**YOUR ASSIGNMENT**
When a line of the records contains "潜力开发", copy it.

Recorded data
★ ★ ★ ★ ★ ★ ★

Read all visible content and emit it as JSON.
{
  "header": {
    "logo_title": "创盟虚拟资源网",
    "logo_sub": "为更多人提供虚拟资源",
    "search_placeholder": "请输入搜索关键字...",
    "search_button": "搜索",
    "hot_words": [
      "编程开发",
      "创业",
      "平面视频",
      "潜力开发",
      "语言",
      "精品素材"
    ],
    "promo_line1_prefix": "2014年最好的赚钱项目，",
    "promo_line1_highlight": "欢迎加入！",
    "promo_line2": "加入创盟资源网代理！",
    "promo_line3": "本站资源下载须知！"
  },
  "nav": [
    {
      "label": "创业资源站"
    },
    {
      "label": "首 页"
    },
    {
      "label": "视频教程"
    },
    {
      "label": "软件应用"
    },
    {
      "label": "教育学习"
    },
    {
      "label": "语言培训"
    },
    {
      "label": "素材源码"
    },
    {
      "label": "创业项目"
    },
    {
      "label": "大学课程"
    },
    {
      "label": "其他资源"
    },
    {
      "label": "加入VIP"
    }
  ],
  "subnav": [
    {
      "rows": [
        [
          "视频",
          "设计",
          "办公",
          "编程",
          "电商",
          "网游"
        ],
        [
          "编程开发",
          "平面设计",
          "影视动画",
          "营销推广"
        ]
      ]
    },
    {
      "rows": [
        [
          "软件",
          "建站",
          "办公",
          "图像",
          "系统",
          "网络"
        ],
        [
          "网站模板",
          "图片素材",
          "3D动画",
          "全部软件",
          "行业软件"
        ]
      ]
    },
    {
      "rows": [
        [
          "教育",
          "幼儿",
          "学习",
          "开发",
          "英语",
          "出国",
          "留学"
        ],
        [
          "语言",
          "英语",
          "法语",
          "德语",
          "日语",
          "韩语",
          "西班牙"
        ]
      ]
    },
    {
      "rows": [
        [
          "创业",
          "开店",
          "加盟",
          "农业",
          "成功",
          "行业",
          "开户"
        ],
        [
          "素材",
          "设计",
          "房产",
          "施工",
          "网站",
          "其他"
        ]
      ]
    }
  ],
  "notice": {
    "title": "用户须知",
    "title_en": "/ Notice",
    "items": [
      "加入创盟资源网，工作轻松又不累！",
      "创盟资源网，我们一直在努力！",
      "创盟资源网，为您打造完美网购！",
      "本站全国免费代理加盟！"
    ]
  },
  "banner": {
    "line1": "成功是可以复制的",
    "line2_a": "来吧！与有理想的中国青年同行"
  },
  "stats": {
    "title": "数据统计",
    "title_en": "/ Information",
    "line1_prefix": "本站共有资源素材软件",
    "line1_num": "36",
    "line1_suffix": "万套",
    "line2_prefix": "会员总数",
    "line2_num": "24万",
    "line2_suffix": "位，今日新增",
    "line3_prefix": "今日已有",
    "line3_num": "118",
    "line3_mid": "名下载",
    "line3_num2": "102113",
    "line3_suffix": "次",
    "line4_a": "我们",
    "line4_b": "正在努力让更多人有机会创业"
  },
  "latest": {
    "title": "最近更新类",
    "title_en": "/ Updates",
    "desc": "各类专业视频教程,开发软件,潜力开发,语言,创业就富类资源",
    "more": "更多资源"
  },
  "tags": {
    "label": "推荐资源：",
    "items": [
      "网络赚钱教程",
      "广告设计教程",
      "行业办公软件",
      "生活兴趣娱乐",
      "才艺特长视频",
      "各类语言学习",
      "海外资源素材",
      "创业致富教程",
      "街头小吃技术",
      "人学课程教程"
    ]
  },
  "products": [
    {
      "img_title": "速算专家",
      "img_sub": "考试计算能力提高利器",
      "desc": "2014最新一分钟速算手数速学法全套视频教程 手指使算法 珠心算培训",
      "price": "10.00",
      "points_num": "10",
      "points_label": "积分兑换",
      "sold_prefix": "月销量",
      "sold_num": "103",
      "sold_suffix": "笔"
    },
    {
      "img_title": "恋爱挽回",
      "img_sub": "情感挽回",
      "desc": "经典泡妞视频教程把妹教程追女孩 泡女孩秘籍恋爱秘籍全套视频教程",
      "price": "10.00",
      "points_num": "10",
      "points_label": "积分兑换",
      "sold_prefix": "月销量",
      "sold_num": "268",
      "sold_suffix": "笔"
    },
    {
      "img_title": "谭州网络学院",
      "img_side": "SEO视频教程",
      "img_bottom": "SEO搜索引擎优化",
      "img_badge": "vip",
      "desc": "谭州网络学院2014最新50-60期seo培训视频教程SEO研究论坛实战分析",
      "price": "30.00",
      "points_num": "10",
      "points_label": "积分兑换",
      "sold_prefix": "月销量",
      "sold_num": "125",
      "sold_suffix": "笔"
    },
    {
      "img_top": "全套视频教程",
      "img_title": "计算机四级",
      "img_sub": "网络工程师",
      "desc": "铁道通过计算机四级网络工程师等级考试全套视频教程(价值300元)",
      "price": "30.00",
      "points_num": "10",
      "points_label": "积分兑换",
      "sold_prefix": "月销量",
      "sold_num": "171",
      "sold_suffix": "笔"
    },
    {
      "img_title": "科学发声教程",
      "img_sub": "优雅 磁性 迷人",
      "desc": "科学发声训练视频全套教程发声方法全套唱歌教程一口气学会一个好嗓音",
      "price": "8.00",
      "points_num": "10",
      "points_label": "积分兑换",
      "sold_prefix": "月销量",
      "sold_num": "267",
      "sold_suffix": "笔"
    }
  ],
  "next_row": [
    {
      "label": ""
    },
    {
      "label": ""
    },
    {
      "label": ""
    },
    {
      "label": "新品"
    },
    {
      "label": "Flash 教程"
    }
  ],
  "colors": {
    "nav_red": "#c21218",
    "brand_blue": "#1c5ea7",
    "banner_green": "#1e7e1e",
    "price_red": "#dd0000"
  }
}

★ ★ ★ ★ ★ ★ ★

**RESPONSE AREA**
      "潜力开发",
    "desc": "各类专业视频教程,开发软件,潜力开发,语言,创业就富类资源",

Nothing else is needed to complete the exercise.